(WHAT YOU NEED TO DO): All of the data needs to be reproduced with no alterations.

(Items from an interface collection)

==============================

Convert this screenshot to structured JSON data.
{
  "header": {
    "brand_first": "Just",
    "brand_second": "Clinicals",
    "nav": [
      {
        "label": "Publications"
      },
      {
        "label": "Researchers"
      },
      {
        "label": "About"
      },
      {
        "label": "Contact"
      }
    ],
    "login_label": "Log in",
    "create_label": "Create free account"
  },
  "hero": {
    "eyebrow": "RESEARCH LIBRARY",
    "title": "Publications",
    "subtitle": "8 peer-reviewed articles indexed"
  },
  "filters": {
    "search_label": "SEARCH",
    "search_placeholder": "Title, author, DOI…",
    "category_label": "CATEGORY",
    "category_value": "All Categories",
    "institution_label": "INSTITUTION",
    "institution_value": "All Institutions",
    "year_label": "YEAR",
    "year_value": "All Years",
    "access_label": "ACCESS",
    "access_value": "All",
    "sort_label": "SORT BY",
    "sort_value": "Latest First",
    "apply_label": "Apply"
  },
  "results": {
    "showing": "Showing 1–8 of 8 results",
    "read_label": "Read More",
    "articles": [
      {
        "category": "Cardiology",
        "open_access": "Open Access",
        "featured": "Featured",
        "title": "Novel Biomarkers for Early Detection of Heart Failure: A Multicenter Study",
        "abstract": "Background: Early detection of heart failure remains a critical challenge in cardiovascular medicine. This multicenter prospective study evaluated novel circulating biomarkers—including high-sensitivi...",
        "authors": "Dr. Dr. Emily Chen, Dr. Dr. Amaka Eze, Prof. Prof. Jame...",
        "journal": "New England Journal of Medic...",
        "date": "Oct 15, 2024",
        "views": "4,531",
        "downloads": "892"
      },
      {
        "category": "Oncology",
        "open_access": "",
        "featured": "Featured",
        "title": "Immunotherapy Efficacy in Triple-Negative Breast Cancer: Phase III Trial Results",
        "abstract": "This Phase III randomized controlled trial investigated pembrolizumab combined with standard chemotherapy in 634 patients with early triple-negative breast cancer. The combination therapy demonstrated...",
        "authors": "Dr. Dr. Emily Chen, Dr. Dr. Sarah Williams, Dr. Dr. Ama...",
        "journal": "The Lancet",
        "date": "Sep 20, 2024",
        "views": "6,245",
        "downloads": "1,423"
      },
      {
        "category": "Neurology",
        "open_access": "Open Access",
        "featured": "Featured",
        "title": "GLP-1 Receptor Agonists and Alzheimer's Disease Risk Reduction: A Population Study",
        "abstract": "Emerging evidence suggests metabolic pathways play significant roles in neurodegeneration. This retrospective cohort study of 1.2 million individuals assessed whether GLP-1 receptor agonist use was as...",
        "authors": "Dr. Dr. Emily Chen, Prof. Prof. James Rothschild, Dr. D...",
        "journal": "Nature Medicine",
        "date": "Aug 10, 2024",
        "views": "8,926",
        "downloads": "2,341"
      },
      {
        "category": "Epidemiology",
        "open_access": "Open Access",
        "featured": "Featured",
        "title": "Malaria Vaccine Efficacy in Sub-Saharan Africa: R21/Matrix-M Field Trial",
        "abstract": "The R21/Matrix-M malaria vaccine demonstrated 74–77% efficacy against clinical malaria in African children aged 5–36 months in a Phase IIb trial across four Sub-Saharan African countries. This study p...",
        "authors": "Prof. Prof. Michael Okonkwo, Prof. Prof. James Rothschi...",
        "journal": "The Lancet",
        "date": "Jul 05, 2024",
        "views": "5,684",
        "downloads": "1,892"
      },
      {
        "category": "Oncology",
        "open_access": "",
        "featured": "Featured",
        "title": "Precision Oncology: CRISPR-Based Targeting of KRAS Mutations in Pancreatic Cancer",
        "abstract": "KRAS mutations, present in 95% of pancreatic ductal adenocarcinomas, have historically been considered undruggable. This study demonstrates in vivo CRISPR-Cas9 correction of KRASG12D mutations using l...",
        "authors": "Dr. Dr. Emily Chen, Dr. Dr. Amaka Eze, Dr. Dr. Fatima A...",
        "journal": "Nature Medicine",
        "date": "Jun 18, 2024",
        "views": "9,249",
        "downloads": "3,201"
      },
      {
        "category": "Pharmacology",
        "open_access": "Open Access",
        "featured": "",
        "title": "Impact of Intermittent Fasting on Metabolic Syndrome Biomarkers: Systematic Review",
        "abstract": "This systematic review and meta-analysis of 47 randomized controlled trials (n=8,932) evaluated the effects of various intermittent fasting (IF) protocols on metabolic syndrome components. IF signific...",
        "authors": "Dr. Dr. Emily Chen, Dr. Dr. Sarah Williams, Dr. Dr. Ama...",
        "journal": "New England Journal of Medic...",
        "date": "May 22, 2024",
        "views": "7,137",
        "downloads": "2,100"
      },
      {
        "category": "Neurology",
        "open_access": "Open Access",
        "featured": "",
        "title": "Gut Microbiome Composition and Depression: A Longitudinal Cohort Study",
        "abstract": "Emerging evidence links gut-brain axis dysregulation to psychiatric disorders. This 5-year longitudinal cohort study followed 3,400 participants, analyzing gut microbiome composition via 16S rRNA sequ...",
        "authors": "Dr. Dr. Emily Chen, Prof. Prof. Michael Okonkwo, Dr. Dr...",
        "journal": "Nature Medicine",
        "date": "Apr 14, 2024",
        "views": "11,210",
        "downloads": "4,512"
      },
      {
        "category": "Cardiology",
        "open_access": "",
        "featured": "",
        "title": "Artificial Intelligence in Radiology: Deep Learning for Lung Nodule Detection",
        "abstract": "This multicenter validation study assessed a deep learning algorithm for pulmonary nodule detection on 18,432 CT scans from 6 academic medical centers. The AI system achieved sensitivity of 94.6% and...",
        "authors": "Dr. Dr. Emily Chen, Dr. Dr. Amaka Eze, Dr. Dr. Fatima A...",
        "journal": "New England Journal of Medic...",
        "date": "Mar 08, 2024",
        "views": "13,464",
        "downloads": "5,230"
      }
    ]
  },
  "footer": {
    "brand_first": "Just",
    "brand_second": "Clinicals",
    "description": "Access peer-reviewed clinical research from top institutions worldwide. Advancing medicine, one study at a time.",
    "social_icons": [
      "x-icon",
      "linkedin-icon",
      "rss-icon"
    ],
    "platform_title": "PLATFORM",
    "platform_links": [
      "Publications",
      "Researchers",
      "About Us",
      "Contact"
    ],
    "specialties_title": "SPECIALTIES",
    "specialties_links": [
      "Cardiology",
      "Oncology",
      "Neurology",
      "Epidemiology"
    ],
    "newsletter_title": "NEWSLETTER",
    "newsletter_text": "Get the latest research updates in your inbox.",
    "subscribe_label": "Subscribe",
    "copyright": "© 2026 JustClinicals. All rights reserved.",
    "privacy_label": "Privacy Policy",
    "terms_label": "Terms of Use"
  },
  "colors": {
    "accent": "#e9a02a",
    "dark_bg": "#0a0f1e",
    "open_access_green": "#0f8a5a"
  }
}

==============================

(WRITTEN REPLY):
Convert this screenshot to structured JSON data.
{
  "header": {
    "brand_first": "Just",
    "brand_second": "Clinicals",
    "nav": [
      {
        "label": "Publications"
      },
      {
        "label": "Researchers"
      },
      {
        "label": "About"
      },
      {
        "label": "Contact"
      }
    ],
    "login_label": "Log in",
    "create_label": "Create free account"
  },
  "hero": {
    "eyebrow": "RESEARCH LIBRARY",
    "title": "Publications",
    "subtitle": "8 peer-reviewed articles indexed"
  },
  "filters": {
    "search_label": "SEARCH",
    "search_placeholder": "Title, author, DOI…",
    "category_label": "CATEGORY",
    "category_value": "All Categories",
    "institution_label": "INSTITUTION",
    "institution_value": "All Institutions",
    "year_label": "YEAR",
    "year_value": "All Years",
    "access_label": "ACCESS",
    "access_value": "All",
    "sort_label": "SORT BY",
    "sort_value": "Latest First",
    "apply_label": "Apply"
  },
  "results": {
    "showing": "Showing 1–8 of 8 results",
    "read_label": "Read More",
    "articles": [
      {
        "category": "Cardiology",
        "open_access": "Open Access",
        "featured": "Featured",
        "title": "Novel Biomarkers for Early Detection of Heart Failure: A Multicenter Study",
        "abstract": "Background: Early detection of heart failure remains a critical challenge in cardiovascular medicine. This multicenter prospective study evaluated novel circulating biomarkers—including high-sensitivi...",
        "authors": "Dr. Dr. Emily Chen, Dr. Dr. Amaka Eze, Prof. Prof. Jame...",
        "journal": "New England Journal of Medic...",
        "date": "Oct 15, 2024",
        "views": "4,531",
        "downloads": "892"
      },
      {
        "category": "Oncology",
        "open_access": "",
        "featured": "Featured",
        "title": "Immunotherapy Efficacy in Triple-Negative Breast Cancer: Phase III Trial Results",
        "abstract": "This Phase III randomized controlled trial investigated pembrolizumab combined with standard chemotherapy in 634 patients with early triple-negative breast cancer. The combination therapy demonstrated...",
        "authors": "Dr. Dr. Emily Chen, Dr. Dr. Sarah Williams, Dr. Dr. Ama...",
        "journal": "The Lancet",
        "date": "Sep 20, 2024",
        "views": "6,245",
        "downloads": "1,423"
      },
      {
        "category": "Neurology",
        "open_access": "Open Access",
        "featured": "Featured",
        "title": "GLP-1 Receptor Agonists and Alzheimer's Disease Risk Reduction: A Population Study",
        "abstract": "Emerging evidence suggests metabolic pathways play significant roles in neurodegeneration. This retrospective cohort study of 1.2 million individuals assessed whether GLP-1 receptor agonist use was as...",
        "authors": "Dr. Dr. Emily Chen, Prof. Prof. James Rothschild, Dr. D...",
        "journal": "Nature Medicine",
        "date": "Aug 10, 2024",
        "views": "8,926",
        "downloads": "2,341"
      },
      {
        "category": "Epidemiology",
        "open_access": "Open Access",
        "featured": "Featured",
        "title": "Malaria Vaccine Efficacy in Sub-Saharan Africa: R21/Matrix-M Field Trial",
        "abstract": "The R21/Matrix-M malaria vaccine demonstrated 74–77% efficacy against clinical malaria in African children aged 5–36 months in a Phase IIb trial across four Sub-Saharan African countries. This study p...",
        "authors": "Prof. Prof. Michael Okonkwo, Prof. Prof. James Rothschi...",
        "journal": "The Lancet",
        "date": "Jul 05, 2024",
        "views": "5,684",
        "downloads": "1,892"
      },
      {
        "category": "Oncology",
        "open_access": "",
        "featured": "Featured",
        "title": "Precision Oncology: CRISPR-Based Targeting of KRAS Mutations in Pancreatic Cancer",
        "abstract": "KRAS mutations, present in 95% of pancreatic ductal adenocarcinomas, have historically been considered undruggable. This study demonstrates in vivo CRISPR-Cas9 correction of KRASG12D mutations using l...",
        "authors": "Dr. Dr. Emily Chen, Dr. Dr. Amaka Eze, Dr. Dr. Fatima A...",
        "journal": "Nature Medicine",
        "date": "Jun 18, 2024",
        "views": "9,249",
        "downloads": "3,201"
      },
      {
        "category": "Pharmacology",
        "open_access": "Open Access",
        "featured": "",
        "title": "Impact of Intermittent Fasting on Metabolic Syndrome Biomarkers: Systematic Review",
        "abstract": "This systematic review and meta-analysis of 47 randomized controlled trials (n=8,932) evaluated the effects of various intermittent fasting (IF) protocols on metabolic syndrome components. IF signific...",
        "authors": "Dr. Dr. Emily Chen, Dr. Dr. Sarah Williams, Dr. Dr. Ama...",
        "journal": "New England Journal of Medic...",
        "date": "May 22, 2024",
        "views": "7,137",
        "downloads": "2,100"
      },
      {
        "category": "Neurology",
        "open_access": "Open Access",
        "featured": "",
        "title": "Gut Microbiome Composition and Depression: A Longitudinal Cohort Study",
        "abstract": "Emerging evidence links gut-brain axis dysregulation to psychiatric disorders. This 5-year longitudinal cohort study followed 3,400 participants, analyzing gut microbiome composition via 16S rRNA sequ...",
        "authors": "Dr. Dr. Emily Chen, Prof. Prof. Michael Okonkwo, Dr. Dr...",
        "journal": "Nature Medicine",
        "date": "Apr 14, 2024",
        "views": "11,210",
        "downloads": "4,512"
      },
      {
        "category": "Cardiology",
        "open_access": "",
        "featured": "",
        "title": "Artificial Intelligence in Radiology: Deep Learning for Lung Nodule Detection",
        "abstract": "This multicenter validation study assessed a deep learning algorithm for pulmonary nodule detection on 18,432 CT scans from 6 academic medical centers. The AI system achieved sensitivity of 94.6% and...",
        "authors": "Dr. Dr. Emily Chen, Dr. Dr. Amaka Eze, Dr. Dr. Fatima A...",
        "journal": "New England Journal of Medic...",
        "date": "Mar 08, 2024",
        "views": "13,464",
        "downloads": "5,230"
      }
    ]
  },
  "footer": {
    "brand_first": "Just",
    "brand_second": "Clinicals",
    "description": "Access peer-reviewed clinical research from top institutions worldwide. Advancing medicine, one study at a time.",
    "social_icons": [
      "x-icon",
      "linkedin-icon",
      "rss-icon"
    ],
    "platform_title": "PLATFORM",
    "platform_links": [
      "Publications",
      "Researchers",
      "About Us",
      "Contact"
    ],
    "specialties_title": "SPECIALTIES",
    "specialties_links": [
      "Cardiology",
      "Oncology",
      "Neurology",
      "Epidemiology"
    ],
    "newsletter_title": "NEWSLETTER",
    "newsletter_text": "Get the latest research updates in your inbox.",
    "subscribe_label": "Subscribe",
    "copyright": "© 2026 JustClinicals. All rights reserved.",
    "privacy_label": "Privacy Policy",
    "terms_label": "Terms of Use"
  },
  "colors": {
    "accent": "#e9a02a",
    "dark_bg": "#0a0f1e",
    "open_access_green": "#0f8a5a"
  }
}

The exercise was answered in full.